*** Opening of Materials provided ***

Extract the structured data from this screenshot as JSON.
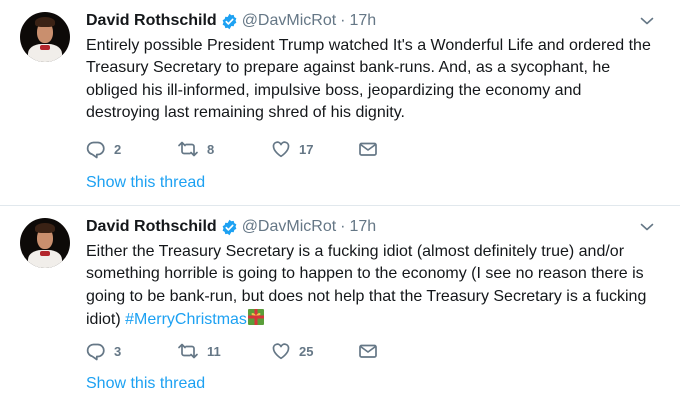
{
  "tweets": [
    {
      "name": "David Rothschild",
      "handle": "@DavMicRot",
      "dot": "·",
      "time": "17h",
      "text": "Entirely possible President Trump watched It's a Wonderful Life and ordered the Treasury Secretary to prepare against bank-runs. And, as a sycophant, he obliged his ill-informed, impulsive boss, jeopardizing the economy and destroying last remaining shred of his dignity.",
      "replies": "2",
      "retweets": "8",
      "likes": "17",
      "show_thread": "Show this thread"
    },
    {
      "name": "David Rothschild",
      "handle": "@DavMicRot",
      "dot": "·",
      "time": "17h",
      "text": "Either the Treasury Secretary is a fucking idiot (almost definitely true) and/or something horrible is going to happen to the economy (I see no reason there is going to be bank-run, but does not help that the Treasury Secretary is a fucking idiot) ",
      "hashtag": "#MerryChristmas",
      "replies": "3",
      "retweets": "11",
      "likes": "25",
      "show_thread": "Show this thread"
    }
  ],
  "colors": {
    "link": "#1da1f2",
    "muted": "#657786",
    "text": "#14171a",
    "divider": "#e1e8ed",
    "verified": "#1da1f2"
  },
  "icons": {
    "verified": "verified-badge-icon",
    "menu": "chevron-down-icon",
    "reply": "reply-icon",
    "retweet": "retweet-icon",
    "like": "heart-icon",
    "message": "envelope-icon",
    "emoji": "gift-emoji-icon"
  }
}
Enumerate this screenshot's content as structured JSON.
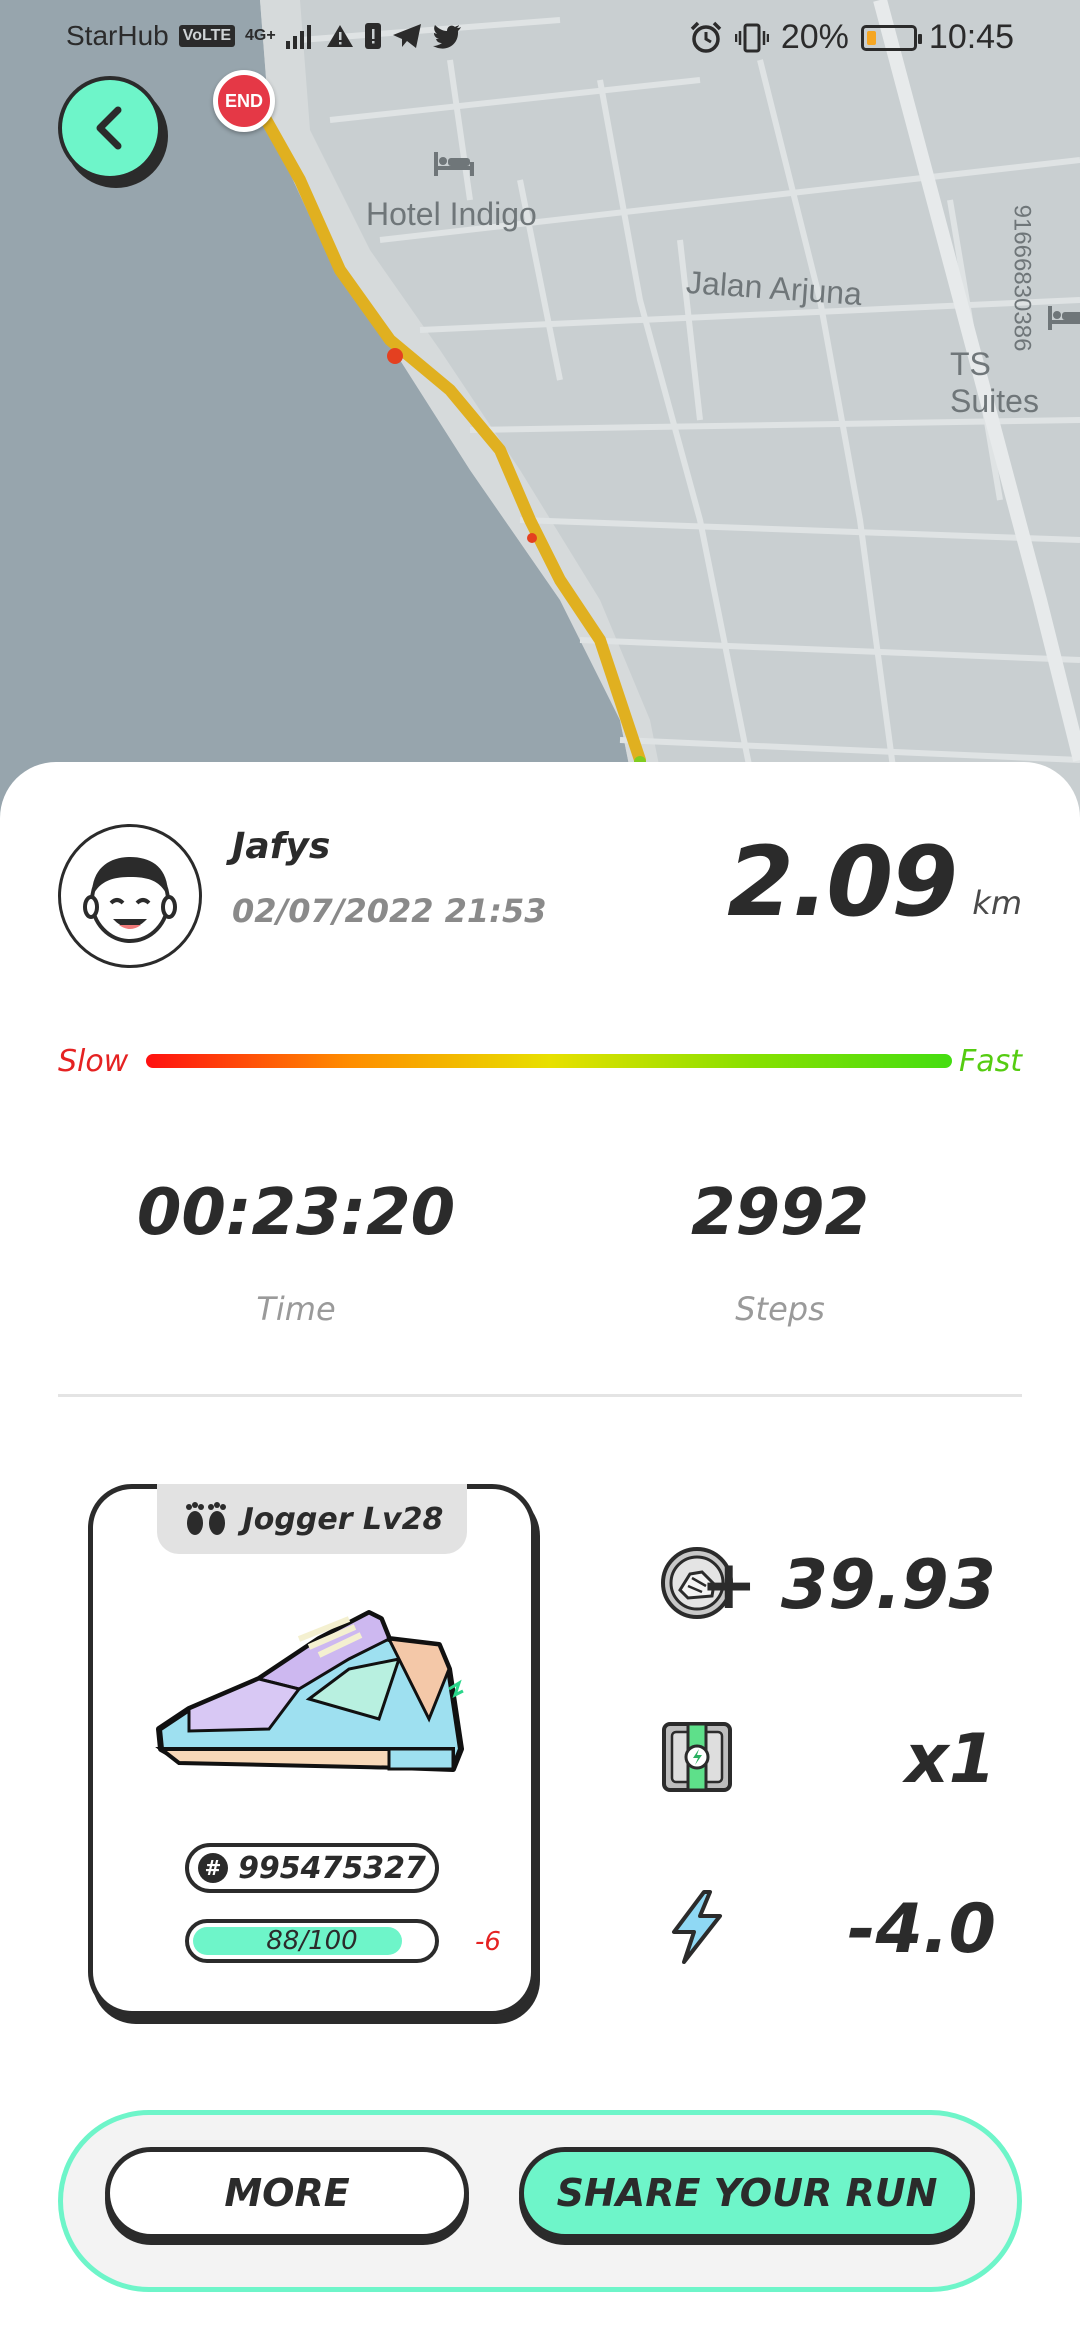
{
  "status_bar": {
    "carrier": "StarHub",
    "volte": "VoLTE",
    "network": "4G+",
    "battery_percent": "20%",
    "battery_level": 0.2,
    "time": "10:45"
  },
  "map": {
    "end_marker": "END",
    "labels": {
      "hotel_indigo": "Hotel Indigo",
      "jalan_arjuna": "Jalan Arjuna",
      "ts_suites": "TS Suites",
      "vertical_number": "91666830386"
    }
  },
  "run": {
    "user_name": "Jafys",
    "date": "02/07/2022 21:53",
    "distance": "2.09",
    "distance_unit": "km",
    "speed_slow": "Slow",
    "speed_fast": "Fast",
    "time_value": "00:23:20",
    "time_label": "Time",
    "steps_value": "2992",
    "steps_label": "Steps"
  },
  "sneaker": {
    "type_level": "Jogger Lv28",
    "id_symbol": "#",
    "id": "995475327",
    "durability": "88/100",
    "durability_fraction": 0.88,
    "durability_change": "-6"
  },
  "rewards": {
    "gst": "+ 39.93",
    "mystery_box": "x1",
    "energy": "-4.0"
  },
  "buttons": {
    "more": "MORE",
    "share": "SHARE YOUR RUN"
  },
  "colors": {
    "accent": "#6ef5c9",
    "dark": "#2b2b2b",
    "slow": "#e52222",
    "fast": "#55cc11",
    "route": "#e0b020"
  }
}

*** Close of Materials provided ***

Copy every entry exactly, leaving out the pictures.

Extract the structured data from this screenshot as JSON.
{
  "tweets": [
    {
      "name": "David Rothschild",
      "handle": "@DavMicRot",
      "dot": "·",
      "time": "17h",
      "text": "Entirely possible President Trump watched It's a Wonderful Life and ordered the Treasury Secretary to prepare against bank-runs. And, as a sycophant, he obliged his ill-informed, impulsive boss, jeopardizing the economy and destroying last remaining shred of his dignity.",
      "replies": "2",
      "retweets": "8",
      "likes": "17",
      "show_thread": "Show this thread"
    },
    {
      "name": "David Rothschild",
      "handle": "@DavMicRot",
      "dot": "·",
      "time": "17h",
      "text": "Either the Treasury Secretary is a fucking idiot (almost definitely true) and/or something horrible is going to happen to the economy (I see no reason there is going to be bank-run, but does not help that the Treasury Secretary is a fucking idiot) ",
      "hashtag": "#MerryChristmas",
      "replies": "3",
      "retweets": "11",
      "likes": "25",
      "show_thread": "Show this thread"
    }
  ],
  "colors": {
    "link": "#1da1f2",
    "muted": "#657786",
    "text": "#14171a",
    "divider": "#e1e8ed",
    "verified": "#1da1f2"
  },
  "icons": {
    "verified": "verified-badge-icon",
    "menu": "chevron-down-icon",
    "reply": "reply-icon",
    "retweet": "retweet-icon",
    "like": "heart-icon",
    "message": "envelope-icon",
    "emoji": "gift-emoji-icon"
  }
}
Enumerate this screenshot's content as structured JSON.
{
  "status_bar": {
    "carrier": "StarHub",
    "volte": "VoLTE",
    "network": "4G+",
    "battery_percent": "20%",
    "battery_level": 0.2,
    "time": "10:45"
  },
  "map": {
    "end_marker": "END",
    "labels": {
      "hotel_indigo": "Hotel Indigo",
      "jalan_arjuna": "Jalan Arjuna",
      "ts_suites": "TS Suites",
      "vertical_number": "91666830386"
    }
  },
  "run": {
    "user_name": "Jafys",
    "date": "02/07/2022 21:53",
    "distance": "2.09",
    "distance_unit": "km",
    "speed_slow": "Slow",
    "speed_fast": "Fast",
    "time_value": "00:23:20",
    "time_label": "Time",
    "steps_value": "2992",
    "steps_label": "Steps"
  },
  "sneaker": {
    "type_level": "Jogger Lv28",
    "id_symbol": "#",
    "id": "995475327",
    "durability": "88/100",
    "durability_fraction": 0.88,
    "durability_change": "-6"
  },
  "rewards": {
    "gst": "+ 39.93",
    "mystery_box": "x1",
    "energy": "-4.0"
  },
  "buttons": {
    "more": "MORE",
    "share": "SHARE YOUR RUN"
  },
  "colors": {
    "accent": "#6ef5c9",
    "dark": "#2b2b2b",
    "slow": "#e52222",
    "fast": "#55cc11",
    "route": "#e0b020"
  }
}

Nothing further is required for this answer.